Mainly, for This Humble Author, that change also comes in the form of Costume: the Amazon Princess’s armor changes throughout the issue, and it is beautiful, Friends, just beautiful. But also, too, that change comes in writing. Mr. Rucka wrote the distant future-queen, the Ambassador come to fight for Peace. Ms. Simone, instead, writes the Wonder Woman of our past and of our future. This is the Wonder Woman for My Generation, Friends, not only the character but also the imprint. When I read Tresser singing to himself “Lolly lolly lolly get your strange bedfellows here,” I laughed out loud. I could not help it. Where Mr. Rucka rooted the imprint firmly in the realm of the Other, Ms. Simone bridges it between past and present. I, as a Reader and a Constant Fan, could never imagine Wonder Woman without her gods. That is, of course, until Ms. Simone gave her new ones.

For the first time since The Crisis, I feel as if Wonder Woman is standing on solid ground. I have greatly enjoyed Ms. Simone’s run thus far, but the past few issues, in particular, have given us a quietness, a solidity that along with the Team-Up is the true marker of Gail Simone’s writing. There is a quiet dignity to this story, to the presentation of Wonder Woman, and her alignment with Other Heroes, the constant questioning and requestioning of herself, all presents a picture of an Amazon Princess on the edge of sanity, on the edge of the future, on the edge, Gentle Reader, of change. She is losing her understanding of herself, she is losing her gods and her religion, but she is, perhaps, finding her humanity, too.

And it is her humanity, is it not, that we are most interested in? As I have argued before, She is both Same and Other, both Human and Amazon, and Ms. Simone brings that to the forefront.

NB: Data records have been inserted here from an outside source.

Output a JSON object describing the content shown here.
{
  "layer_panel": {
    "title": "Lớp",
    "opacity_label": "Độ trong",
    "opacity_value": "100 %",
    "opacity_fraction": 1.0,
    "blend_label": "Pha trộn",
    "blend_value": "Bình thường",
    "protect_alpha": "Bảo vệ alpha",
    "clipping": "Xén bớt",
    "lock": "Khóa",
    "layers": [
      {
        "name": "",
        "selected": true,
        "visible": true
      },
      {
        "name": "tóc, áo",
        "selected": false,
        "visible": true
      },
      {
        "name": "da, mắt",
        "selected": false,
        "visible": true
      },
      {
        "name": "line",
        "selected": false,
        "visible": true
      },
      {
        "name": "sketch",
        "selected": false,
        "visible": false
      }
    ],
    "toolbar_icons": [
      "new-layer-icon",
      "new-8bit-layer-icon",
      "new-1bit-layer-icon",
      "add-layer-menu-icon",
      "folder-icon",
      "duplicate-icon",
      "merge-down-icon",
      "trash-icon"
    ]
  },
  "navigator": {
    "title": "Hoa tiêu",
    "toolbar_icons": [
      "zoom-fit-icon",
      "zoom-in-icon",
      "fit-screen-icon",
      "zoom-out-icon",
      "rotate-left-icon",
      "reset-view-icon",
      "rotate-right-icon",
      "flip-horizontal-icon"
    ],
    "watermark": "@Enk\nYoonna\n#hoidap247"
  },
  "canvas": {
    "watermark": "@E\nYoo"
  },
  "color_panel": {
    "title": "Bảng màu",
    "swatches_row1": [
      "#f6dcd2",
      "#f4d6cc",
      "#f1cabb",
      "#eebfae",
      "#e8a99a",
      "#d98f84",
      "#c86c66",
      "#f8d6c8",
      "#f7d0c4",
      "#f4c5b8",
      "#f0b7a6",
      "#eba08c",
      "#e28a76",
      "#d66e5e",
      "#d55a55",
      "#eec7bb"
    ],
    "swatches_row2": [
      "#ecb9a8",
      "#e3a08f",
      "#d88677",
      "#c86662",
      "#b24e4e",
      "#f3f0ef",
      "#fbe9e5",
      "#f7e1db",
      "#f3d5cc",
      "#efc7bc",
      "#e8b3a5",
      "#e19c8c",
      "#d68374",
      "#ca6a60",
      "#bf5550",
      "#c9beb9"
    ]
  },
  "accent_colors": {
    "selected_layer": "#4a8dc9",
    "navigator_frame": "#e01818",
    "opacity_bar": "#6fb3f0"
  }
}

I have had the great pleasure and privilege to reread all 12 issues of Welcome to Tranquility in the last week, and coupled with my recent reading of Secret Six and Villains United, I can say without a doubt that bringing forward the humanity of otherwise inhuman characters is Ms. Simone’s forte. And who is more inhuman than the Woman born not of woman but of the very Earth itself? Not even the alien from Krypton can claim such a difference, particularly as it is Clark Kent who is the real person rather than the mask. In these recent issues, Ms. Simone offers a new glimpse into the humanity of the Amazon and this does not rely on her employment (as evidenced when Etta Candy begs her not to return to the Taco Whiz in issue #20) or her romantic life. Rather, it is solely rooted in Diana’s internal questioning, in her quest to understand herself and how she is changing in the face of her actions, of the world, and of the loss of her traditions, her gods, her beliefs, and her mother.

Or, as Diana asks with a question laden with a myriad of implications and possibilities, “What is it that I am becoming?”


SallyP said...

Hear, hear!

Amy Reads said...

Hi Sally,
Hear, hear!


Mana G said...

As always, you express your views with a beauty and elegance I can only stand back and admire. (And envy.) Your thoughts on Wonder Woman are so well thought-out and expressed that I may end up re-examining who "my" Wonder Woman is, after all. (Darn you!)

Amy Reads said...

Hi Mana,
As always, you express your views with a beauty and elegance I can only stand back and admire. (And envy.) Your thoughts on Wonder Woman are so well thought-out and expressed that I may end up re-examining who "my" Wonder Woman is, after all. (Darn you!)

Thank you, Friend, for your kind words! I think Gail Simone is writing the Wonder Woman for my generation: the one that grew up with WW and is now growing older with her.
I love that about it :)